This is partly thanks to the comical interactions between the four main Wonderful Ones: Wonder-Red, Blue, Green, and Pink. Their dialog is full of puns and jokes, all fully voiced in English by a skilled team of voice actors. The game’s humor also does a great job of developing each of the Wonderful Ones’ personalities, though some are more developed than others. The main four get a lot of screen time, but Wonder-Yellow, Black, and White feel a little underutilized.
In addition to the Story mode, the game also offers a Mission mode that can be played with up to five people—one using the GamePad and the others using Wii U Pro Controllers or Classic Controllers. These missions all take place in various locales from the story and include the same enemies. I wouldn’t recommend playing them first, as they may spoil some of the interesting enemies from the story, but the missions are still quite a bit of fun, especially with other people. With two players working together, the missions become slightly easier, but they still offer quite a bit of challenge. One mission in particular, destroyed my friend and me. I thought the game would become too chaotic with more than two people, but to my surprise, it actually became easier. With five people, we breezed our way through all the missions in one two-hour session.
Quite frankly, there’s nothing else quite like The Wonderful 101 on the market. It’s an incredibly polished game that’s few blemishes are easily overlooked.
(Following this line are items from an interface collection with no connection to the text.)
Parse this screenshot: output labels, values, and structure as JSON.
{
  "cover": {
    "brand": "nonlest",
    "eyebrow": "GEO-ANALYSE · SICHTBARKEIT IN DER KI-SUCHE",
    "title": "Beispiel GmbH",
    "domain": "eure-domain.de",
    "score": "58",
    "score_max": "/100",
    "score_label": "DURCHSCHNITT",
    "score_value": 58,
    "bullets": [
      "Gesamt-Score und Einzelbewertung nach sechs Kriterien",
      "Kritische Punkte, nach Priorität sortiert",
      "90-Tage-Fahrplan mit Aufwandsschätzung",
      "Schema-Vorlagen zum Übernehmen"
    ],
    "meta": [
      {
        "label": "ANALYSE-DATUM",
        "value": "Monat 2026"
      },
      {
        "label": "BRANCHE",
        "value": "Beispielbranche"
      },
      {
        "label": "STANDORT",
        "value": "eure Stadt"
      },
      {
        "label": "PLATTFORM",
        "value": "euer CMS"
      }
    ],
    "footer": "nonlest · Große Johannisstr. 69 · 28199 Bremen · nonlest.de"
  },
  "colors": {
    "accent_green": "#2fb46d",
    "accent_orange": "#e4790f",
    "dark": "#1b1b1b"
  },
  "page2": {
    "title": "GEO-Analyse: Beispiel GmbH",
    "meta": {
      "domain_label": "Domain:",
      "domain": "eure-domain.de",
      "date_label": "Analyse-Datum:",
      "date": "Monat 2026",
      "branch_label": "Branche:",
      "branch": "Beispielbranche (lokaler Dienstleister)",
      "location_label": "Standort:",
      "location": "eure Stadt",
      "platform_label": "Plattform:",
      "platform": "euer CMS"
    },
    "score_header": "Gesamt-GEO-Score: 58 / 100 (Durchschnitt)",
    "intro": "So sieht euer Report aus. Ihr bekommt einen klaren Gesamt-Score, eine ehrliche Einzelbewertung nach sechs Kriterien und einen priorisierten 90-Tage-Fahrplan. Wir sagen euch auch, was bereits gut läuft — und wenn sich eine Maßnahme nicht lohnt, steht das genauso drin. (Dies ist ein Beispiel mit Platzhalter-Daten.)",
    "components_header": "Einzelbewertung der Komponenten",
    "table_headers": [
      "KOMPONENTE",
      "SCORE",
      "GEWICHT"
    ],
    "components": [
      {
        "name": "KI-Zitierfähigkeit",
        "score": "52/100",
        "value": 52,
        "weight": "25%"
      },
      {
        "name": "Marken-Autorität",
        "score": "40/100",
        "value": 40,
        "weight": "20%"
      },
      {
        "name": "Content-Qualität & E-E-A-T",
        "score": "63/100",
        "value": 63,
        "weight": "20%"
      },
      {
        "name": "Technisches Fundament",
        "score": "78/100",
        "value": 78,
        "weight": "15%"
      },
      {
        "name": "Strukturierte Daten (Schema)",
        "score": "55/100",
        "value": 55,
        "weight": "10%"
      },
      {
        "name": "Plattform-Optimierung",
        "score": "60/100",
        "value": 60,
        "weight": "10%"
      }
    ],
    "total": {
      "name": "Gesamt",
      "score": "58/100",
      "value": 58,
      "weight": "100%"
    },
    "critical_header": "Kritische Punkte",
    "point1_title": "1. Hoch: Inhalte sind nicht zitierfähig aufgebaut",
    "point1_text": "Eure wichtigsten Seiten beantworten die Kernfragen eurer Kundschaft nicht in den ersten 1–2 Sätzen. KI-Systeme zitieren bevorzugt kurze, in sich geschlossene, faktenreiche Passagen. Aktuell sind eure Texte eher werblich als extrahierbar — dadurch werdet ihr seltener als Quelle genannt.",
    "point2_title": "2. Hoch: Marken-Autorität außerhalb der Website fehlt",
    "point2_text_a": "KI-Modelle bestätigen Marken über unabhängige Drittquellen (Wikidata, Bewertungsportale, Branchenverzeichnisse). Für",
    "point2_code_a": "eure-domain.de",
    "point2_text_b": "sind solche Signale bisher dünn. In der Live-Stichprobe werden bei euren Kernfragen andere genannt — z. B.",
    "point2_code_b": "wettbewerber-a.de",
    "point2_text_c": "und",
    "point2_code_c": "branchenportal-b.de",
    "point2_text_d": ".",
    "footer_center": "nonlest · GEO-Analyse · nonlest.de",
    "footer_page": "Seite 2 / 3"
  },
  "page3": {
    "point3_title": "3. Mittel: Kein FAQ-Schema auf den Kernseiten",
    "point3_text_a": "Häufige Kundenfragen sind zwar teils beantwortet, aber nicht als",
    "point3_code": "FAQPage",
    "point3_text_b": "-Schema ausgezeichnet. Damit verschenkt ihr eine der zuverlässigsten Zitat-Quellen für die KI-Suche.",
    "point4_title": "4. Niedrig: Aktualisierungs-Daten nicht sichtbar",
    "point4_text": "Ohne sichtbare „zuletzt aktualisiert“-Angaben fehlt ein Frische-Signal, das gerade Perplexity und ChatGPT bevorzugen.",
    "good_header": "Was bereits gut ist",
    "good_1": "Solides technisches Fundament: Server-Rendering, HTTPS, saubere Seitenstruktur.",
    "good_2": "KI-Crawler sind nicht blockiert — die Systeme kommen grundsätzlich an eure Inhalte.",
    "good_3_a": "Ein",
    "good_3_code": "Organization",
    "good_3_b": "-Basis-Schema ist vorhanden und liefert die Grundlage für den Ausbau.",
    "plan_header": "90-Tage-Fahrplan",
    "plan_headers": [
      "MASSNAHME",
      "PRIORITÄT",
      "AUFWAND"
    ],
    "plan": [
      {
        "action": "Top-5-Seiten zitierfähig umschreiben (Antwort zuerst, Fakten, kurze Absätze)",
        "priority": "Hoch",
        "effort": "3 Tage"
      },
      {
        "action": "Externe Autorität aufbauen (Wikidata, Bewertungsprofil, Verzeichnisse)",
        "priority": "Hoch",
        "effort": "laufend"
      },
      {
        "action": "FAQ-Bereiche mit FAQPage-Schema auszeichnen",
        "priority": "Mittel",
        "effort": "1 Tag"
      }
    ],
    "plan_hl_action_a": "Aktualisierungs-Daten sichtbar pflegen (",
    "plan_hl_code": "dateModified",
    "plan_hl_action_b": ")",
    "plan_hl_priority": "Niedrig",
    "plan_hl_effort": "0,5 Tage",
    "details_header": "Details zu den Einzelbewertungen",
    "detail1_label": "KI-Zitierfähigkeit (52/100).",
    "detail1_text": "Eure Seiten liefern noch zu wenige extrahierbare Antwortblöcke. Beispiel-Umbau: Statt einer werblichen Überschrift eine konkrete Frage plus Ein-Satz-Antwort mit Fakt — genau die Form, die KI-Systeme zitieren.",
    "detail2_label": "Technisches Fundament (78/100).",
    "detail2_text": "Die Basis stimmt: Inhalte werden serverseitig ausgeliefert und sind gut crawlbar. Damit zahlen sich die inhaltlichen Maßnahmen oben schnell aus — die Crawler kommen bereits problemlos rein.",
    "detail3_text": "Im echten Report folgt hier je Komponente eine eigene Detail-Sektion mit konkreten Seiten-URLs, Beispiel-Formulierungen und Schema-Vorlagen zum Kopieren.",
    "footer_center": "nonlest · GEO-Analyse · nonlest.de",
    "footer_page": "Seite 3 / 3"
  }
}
If you own a Wii U, you owe it to yourself to see how wonderful The Wonderful 101 truly is.